- INSTRUCTIONS FOR THE TASK
Sift the listing for lines that hold the string "Obnovit" and pull them out.

- GIVEN DATA
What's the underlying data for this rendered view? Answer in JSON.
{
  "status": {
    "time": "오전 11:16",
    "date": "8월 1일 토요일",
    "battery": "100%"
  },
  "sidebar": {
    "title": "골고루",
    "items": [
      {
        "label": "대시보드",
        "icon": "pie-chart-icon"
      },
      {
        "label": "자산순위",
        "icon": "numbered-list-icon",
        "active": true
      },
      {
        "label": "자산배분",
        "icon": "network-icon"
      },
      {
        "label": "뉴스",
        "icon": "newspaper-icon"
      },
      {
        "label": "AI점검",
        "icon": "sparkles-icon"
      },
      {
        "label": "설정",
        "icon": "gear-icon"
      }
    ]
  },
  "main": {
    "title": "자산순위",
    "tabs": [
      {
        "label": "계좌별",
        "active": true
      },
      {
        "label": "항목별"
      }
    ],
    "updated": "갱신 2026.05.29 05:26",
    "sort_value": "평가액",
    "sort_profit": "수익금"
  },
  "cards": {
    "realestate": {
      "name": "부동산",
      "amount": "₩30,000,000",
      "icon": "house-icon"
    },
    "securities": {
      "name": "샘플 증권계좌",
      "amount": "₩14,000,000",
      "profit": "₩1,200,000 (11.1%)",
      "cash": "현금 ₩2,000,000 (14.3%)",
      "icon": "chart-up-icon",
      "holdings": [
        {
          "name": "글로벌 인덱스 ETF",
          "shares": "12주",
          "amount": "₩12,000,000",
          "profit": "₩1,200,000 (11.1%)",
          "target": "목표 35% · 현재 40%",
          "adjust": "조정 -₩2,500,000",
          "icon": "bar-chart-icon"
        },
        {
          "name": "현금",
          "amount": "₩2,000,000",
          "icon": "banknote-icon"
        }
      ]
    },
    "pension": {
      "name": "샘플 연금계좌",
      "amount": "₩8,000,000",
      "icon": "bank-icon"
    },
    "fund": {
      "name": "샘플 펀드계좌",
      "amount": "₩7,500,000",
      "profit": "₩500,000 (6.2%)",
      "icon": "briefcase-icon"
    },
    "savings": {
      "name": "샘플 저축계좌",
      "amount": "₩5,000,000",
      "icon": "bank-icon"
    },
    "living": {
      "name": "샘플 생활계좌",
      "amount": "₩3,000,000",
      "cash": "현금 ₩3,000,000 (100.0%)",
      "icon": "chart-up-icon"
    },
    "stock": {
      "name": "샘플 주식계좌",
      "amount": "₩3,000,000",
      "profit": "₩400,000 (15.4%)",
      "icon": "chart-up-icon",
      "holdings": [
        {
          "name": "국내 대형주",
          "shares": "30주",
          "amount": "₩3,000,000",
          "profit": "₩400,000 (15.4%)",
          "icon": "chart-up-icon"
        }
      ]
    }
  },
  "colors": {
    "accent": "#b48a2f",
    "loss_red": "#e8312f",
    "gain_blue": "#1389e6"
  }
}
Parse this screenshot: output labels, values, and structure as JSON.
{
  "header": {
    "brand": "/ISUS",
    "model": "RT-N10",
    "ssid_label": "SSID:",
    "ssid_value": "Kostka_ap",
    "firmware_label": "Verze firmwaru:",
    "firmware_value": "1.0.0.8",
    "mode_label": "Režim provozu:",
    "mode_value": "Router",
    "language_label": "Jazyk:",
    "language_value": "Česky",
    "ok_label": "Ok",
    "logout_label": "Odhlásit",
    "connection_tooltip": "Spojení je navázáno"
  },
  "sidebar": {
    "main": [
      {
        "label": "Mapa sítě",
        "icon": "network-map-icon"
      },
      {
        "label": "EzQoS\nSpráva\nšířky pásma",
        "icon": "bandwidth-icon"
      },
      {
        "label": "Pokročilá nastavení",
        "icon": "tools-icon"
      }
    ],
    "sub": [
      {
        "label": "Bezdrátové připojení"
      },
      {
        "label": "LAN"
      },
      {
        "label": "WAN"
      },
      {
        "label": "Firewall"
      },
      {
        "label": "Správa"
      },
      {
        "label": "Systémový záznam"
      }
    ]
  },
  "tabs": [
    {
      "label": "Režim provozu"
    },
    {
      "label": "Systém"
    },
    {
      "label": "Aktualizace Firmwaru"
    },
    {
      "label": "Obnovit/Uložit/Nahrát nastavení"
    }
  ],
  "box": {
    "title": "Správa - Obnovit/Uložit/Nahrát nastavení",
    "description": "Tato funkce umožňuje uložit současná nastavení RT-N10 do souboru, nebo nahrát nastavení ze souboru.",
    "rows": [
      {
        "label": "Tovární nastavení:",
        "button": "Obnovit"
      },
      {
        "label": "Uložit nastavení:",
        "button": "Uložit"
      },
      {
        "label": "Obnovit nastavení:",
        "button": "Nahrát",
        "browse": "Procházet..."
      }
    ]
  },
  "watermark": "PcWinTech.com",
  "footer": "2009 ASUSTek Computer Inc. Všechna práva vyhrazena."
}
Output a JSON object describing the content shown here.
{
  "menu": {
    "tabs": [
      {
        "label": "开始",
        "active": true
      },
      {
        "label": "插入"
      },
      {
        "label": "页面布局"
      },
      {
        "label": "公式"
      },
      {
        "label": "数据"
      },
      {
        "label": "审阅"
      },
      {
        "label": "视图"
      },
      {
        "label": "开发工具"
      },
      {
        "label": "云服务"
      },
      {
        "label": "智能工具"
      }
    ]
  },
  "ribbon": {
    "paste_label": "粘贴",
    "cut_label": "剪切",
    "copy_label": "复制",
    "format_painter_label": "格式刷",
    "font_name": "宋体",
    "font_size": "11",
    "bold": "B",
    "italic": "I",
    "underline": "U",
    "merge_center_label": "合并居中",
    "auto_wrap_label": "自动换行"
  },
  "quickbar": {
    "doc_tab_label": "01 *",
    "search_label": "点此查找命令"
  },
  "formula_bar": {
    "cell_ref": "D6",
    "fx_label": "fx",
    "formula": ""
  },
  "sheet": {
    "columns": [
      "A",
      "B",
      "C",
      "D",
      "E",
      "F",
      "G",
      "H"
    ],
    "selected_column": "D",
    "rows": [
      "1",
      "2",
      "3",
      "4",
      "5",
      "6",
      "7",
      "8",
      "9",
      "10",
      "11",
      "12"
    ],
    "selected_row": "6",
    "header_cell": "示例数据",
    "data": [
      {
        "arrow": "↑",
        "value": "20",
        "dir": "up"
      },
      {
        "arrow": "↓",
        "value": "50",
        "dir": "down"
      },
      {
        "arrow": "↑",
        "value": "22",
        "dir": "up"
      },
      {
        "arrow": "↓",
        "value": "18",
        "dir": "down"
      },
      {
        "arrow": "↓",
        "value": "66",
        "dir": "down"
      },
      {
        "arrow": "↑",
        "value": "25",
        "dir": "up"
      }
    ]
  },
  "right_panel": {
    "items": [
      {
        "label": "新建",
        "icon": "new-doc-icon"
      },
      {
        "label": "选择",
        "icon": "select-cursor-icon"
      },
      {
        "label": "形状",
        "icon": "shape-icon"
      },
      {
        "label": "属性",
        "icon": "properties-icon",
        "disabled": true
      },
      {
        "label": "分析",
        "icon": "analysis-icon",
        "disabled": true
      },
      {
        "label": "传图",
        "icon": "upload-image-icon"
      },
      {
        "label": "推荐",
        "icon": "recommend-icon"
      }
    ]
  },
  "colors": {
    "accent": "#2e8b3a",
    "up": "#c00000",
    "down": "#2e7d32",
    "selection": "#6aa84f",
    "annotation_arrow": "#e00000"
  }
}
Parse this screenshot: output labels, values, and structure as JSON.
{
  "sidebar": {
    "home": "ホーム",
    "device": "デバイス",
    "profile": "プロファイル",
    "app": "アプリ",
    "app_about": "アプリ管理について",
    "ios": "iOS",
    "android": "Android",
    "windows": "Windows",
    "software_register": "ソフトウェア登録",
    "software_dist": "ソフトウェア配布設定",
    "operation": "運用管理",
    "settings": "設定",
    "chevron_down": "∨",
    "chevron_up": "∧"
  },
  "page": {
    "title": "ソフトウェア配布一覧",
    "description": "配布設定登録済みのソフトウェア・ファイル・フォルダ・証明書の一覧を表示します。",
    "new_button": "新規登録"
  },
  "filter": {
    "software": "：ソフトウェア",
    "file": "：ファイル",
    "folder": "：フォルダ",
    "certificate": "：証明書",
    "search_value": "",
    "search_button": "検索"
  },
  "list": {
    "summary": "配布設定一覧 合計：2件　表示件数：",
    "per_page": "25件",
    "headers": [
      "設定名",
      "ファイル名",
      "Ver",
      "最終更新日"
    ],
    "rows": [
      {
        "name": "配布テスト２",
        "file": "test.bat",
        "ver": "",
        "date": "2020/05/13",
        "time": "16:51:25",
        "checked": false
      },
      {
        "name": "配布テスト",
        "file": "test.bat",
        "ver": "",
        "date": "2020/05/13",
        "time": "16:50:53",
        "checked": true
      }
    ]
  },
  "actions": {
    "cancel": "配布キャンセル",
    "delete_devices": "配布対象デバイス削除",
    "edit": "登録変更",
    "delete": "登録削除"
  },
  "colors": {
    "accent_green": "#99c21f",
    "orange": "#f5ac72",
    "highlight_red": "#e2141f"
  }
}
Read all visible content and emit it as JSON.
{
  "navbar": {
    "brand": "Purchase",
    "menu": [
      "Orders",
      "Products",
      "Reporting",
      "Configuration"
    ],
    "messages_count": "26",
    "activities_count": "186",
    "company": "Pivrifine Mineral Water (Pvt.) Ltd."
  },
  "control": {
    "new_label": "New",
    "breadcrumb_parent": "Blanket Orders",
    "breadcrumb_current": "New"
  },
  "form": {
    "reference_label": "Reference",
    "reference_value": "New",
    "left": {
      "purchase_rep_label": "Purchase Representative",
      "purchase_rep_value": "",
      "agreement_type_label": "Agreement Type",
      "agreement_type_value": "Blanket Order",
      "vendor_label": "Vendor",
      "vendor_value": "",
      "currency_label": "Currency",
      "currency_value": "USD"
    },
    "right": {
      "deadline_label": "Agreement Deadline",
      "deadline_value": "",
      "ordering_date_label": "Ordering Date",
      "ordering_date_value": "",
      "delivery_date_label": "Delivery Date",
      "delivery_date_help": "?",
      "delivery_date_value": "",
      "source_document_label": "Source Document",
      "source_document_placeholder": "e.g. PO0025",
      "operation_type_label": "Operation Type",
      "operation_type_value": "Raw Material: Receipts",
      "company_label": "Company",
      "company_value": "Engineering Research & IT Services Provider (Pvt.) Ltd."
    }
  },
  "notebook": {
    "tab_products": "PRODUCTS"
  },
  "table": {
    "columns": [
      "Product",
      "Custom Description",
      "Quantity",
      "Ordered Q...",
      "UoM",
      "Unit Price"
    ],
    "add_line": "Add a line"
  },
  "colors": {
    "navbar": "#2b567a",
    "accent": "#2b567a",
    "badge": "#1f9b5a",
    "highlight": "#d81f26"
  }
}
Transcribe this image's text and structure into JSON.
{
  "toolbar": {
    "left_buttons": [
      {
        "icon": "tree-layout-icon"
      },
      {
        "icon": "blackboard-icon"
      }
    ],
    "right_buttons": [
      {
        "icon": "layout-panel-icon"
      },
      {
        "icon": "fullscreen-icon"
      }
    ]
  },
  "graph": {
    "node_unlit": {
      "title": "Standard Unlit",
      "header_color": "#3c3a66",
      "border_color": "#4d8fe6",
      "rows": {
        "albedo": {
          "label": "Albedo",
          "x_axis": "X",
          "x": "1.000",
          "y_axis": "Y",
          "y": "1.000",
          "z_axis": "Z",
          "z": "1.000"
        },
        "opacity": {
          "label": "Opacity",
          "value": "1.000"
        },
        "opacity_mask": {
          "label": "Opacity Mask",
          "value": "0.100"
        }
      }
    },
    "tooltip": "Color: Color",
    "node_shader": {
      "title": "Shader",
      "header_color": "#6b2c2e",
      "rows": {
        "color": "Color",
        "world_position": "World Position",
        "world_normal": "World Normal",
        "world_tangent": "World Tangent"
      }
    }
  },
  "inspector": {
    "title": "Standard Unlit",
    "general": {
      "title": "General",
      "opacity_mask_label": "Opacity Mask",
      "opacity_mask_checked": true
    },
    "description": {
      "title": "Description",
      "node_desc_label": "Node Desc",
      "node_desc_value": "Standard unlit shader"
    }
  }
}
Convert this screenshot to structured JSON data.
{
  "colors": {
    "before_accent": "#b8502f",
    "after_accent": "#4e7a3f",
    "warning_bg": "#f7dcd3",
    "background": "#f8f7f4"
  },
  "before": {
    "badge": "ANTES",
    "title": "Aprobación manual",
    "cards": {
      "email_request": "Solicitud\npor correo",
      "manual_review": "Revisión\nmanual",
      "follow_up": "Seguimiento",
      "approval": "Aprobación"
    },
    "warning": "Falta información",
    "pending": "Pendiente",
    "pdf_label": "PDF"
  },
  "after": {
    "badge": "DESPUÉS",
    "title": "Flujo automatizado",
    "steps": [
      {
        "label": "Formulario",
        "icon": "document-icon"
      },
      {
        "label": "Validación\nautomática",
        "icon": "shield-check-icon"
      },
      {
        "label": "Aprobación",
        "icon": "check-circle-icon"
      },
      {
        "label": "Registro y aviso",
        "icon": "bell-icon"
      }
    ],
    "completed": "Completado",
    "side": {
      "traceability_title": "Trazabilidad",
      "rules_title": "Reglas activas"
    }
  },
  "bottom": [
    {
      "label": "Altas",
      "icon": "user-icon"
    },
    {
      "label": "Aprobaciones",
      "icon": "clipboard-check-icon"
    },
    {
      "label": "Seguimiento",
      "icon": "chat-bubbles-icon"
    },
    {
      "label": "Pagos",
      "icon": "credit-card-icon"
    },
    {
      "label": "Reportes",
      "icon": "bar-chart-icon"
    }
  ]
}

- EXERCISE ANSWER
      "label": "Obnovit/Uložit/Nahrát nastavení"
    "title": "Správa - Obnovit/Uložit/Nahrát nastavení",
        "button": "Obnovit"
        "label": "Obnovit nastavení:",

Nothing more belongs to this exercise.